United States Oil Fund LP (ETF) was, like the price of the liquid it tracks, down on Monday morning. The fall came on the back of several data releases, the most weighty of which was OPEC’s July output numbers. The group pumped more oil in July than in any month in its recent history.
Saudi Arabia is showing no taste for cutting supply in order to keep the price of oil up, and the result is falling prices across the market. The brewing economic slow down in China has added to demand worries and the two factors are conspiring to take money from those holding shares in the United States Oil Fund LP (ETF) .
Opec drives Oil prices lower
A Reuters survey, the results of which were released on Monday, showed that OPEC oil pumping in July stayed high despite the coming boost in supply from Iran. Iran plans to put 500,000 more barrels per day on the market as soon as sanctions against it are lifted.
The country’s oil minister Bijan Zanganeh says that it will boost the flow of oil to more than a million barrels within months of sanctions being lifted. US Crude is now trading at less than $50 per barrel, and the United States Oil Fund LP (ETF) is taking the hit.
The ETF was down by more than 1 percent for Monday trading at time of writing. In the last month the fund has lost more than 18 percent of its value, and it’s down more than 24 percent since the start of the year.
Betting on the United States Oil Fund LP (ETF)
Despite the rough market that appears to be ahead for oil, there are many traders still putting money behind the United States Oil Fund LP (ETF) . Volume on a normal day is well above 20 million shares, and for every seller there is a buyer.
Barclays oil researcher Miswin Mahesh told CNBC why he thinks that might be a good idea. Mr. Mahesh says that though there’s likely to be pressure on the price of oil in the short term, prices should return to $60 per share or more by the middle of 2016.
He says that WTI should reach $63 by the end of the second quarter of next year. On this morning’s market a barrel of West Texas oil was selling for $46.
At the end of June a drop in pumping outlook in Iraq and Brazil was supposed to bring gains to the market, but that promise was spoiled by the return of Iran to the global oil table.
Natixis analyst Abhishek Deshpande said in a June report that “Excess crude oil in the market will continue to rise all the way into early 2017.”
Seth Kleinman from Citi agrees.
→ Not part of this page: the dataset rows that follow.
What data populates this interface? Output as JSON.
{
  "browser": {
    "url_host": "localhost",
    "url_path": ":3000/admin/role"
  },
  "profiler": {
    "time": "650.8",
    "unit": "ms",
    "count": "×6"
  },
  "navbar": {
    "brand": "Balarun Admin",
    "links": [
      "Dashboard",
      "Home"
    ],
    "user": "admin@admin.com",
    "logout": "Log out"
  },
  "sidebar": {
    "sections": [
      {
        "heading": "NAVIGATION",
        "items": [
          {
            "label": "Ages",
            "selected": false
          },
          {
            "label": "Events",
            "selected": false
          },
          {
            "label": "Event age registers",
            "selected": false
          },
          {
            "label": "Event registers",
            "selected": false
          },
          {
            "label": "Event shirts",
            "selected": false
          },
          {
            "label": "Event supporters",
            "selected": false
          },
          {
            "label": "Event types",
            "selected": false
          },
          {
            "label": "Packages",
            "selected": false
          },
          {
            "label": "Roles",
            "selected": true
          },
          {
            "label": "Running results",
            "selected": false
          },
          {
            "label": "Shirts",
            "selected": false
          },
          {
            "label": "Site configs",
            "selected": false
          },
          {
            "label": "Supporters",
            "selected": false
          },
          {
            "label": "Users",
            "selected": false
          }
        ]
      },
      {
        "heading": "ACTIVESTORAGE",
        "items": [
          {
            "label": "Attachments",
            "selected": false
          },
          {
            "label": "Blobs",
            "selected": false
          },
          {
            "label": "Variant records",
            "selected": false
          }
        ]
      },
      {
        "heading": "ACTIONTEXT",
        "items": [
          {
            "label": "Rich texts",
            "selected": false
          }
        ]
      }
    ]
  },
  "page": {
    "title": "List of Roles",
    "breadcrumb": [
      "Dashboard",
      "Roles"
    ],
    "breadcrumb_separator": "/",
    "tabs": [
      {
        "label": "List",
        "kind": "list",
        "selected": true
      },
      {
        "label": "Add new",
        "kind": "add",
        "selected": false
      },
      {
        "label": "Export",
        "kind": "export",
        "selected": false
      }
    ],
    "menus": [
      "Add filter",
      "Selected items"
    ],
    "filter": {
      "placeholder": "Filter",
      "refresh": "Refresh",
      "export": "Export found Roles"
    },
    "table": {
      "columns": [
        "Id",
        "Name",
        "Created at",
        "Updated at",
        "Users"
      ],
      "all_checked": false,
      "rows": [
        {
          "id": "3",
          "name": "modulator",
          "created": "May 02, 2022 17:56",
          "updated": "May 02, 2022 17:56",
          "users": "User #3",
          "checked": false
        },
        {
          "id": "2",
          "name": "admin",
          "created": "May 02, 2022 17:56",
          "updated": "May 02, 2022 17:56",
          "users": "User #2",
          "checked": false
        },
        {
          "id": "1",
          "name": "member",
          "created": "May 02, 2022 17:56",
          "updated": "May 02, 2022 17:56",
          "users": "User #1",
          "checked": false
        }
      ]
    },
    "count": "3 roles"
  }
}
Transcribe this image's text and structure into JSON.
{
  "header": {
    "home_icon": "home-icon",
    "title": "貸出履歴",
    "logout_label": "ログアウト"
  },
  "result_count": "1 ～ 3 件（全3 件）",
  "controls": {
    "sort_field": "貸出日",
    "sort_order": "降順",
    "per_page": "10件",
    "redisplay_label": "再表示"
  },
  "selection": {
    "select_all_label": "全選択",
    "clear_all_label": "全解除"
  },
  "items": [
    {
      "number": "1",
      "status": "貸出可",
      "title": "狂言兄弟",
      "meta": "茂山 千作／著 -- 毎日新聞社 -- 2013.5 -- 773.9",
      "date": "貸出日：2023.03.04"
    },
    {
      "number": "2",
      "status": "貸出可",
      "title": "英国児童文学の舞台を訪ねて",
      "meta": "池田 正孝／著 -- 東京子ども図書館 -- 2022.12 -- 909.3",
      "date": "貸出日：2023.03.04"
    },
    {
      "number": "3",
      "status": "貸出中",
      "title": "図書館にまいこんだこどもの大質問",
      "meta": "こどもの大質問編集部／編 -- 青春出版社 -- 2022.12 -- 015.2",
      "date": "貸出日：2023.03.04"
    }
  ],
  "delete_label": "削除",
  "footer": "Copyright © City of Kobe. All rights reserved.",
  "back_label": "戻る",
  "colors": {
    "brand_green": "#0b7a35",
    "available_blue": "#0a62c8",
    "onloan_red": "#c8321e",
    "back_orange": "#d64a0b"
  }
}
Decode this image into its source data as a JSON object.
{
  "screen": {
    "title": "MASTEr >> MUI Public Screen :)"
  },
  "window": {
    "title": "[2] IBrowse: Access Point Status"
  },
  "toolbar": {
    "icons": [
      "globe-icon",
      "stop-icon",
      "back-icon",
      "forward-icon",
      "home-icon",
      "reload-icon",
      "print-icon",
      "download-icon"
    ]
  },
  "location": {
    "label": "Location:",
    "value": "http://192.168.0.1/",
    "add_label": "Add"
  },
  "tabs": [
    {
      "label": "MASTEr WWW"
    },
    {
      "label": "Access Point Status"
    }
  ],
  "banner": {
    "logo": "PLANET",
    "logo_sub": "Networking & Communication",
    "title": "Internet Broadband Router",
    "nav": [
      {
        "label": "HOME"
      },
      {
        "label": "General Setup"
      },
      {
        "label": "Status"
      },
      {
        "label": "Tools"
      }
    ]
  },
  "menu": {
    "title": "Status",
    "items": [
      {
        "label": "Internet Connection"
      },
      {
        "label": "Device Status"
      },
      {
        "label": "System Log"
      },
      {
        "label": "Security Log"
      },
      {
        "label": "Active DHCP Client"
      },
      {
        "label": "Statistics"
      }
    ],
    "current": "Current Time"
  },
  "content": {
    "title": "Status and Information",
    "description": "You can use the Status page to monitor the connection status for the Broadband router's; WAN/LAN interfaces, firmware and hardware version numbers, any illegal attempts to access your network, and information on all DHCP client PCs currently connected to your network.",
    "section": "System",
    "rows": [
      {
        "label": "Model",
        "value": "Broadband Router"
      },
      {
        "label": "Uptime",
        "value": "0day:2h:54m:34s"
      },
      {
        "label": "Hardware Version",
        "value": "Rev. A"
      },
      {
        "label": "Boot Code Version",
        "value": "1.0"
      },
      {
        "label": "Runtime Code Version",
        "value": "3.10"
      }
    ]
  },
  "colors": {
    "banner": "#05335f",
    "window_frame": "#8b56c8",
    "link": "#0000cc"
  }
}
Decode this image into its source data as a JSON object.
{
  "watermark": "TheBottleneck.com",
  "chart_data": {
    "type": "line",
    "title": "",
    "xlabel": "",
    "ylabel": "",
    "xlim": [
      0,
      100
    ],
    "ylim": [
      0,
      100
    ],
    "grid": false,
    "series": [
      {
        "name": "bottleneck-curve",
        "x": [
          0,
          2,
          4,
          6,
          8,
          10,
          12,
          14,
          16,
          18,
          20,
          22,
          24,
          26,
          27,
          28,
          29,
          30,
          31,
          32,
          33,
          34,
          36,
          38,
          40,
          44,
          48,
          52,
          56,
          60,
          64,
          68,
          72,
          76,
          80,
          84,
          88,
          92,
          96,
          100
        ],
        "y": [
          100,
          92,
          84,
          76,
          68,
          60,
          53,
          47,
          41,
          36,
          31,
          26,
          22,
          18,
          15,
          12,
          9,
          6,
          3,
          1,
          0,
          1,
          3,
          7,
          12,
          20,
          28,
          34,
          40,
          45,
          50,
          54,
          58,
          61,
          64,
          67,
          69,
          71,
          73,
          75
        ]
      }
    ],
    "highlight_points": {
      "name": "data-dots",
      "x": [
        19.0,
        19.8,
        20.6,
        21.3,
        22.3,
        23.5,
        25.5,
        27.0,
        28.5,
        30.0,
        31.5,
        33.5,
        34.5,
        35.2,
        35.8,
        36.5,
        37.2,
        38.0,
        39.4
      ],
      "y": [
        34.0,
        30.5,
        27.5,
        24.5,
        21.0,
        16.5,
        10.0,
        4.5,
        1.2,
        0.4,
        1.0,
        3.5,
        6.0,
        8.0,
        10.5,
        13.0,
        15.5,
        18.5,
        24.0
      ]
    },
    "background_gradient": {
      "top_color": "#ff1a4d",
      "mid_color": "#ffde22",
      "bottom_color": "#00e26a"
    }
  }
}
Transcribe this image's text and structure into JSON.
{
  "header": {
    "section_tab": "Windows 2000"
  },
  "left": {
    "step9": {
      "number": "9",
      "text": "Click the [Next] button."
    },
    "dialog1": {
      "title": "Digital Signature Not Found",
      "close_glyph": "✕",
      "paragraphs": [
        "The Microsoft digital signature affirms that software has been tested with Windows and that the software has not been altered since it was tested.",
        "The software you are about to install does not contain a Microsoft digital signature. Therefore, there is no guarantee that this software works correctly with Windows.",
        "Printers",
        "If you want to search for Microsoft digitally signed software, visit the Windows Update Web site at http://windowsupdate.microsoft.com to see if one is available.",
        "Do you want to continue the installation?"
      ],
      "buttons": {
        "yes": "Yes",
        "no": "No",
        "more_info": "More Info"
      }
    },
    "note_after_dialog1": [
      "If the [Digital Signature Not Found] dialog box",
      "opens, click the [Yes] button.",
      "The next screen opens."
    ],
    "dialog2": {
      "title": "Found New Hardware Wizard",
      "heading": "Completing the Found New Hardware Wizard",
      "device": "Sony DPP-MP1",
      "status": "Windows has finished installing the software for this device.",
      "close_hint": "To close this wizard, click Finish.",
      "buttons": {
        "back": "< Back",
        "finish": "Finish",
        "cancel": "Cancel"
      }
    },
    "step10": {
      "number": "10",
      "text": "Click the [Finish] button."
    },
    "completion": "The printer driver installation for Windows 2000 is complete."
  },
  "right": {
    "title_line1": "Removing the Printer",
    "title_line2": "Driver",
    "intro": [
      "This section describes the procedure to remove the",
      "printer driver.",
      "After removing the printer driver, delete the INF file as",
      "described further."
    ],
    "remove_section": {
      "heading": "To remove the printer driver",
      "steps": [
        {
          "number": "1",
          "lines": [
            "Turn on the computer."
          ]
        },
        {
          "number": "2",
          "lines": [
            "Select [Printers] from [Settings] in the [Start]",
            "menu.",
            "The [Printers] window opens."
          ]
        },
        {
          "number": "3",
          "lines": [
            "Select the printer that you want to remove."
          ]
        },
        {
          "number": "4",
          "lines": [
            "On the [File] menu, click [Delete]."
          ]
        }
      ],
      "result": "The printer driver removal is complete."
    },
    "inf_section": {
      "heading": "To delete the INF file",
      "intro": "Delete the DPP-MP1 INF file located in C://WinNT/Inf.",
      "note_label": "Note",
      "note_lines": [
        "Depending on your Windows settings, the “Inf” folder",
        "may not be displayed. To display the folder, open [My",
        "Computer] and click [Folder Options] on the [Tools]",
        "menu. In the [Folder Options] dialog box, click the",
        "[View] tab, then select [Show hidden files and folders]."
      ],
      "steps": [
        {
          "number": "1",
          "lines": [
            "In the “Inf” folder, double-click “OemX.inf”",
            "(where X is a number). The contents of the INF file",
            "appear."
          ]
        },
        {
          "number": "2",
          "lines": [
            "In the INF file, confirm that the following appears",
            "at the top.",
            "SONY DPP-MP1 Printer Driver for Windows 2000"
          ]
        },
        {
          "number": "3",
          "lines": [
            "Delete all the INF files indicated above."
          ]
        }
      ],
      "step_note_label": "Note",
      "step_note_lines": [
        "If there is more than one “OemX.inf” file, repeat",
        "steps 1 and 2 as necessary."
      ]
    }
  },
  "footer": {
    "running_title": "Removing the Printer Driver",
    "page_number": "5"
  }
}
He says that “project cancellations and deferral and cut backs are setting the world up for tighter oil markets in the medium term (2017-19) unless the record Middle East oil rig count successfully translates into significantly higher production.”
Those betting on the United States Oil Fund LP (ETF) will need to hold on and wait for that tighter market in order to realize gains, at least in the minds of analysts.
The kind of surprise supply boosts that drove prices lower over the last year could appear again, however, making a bet on the ETF less than a sure thing.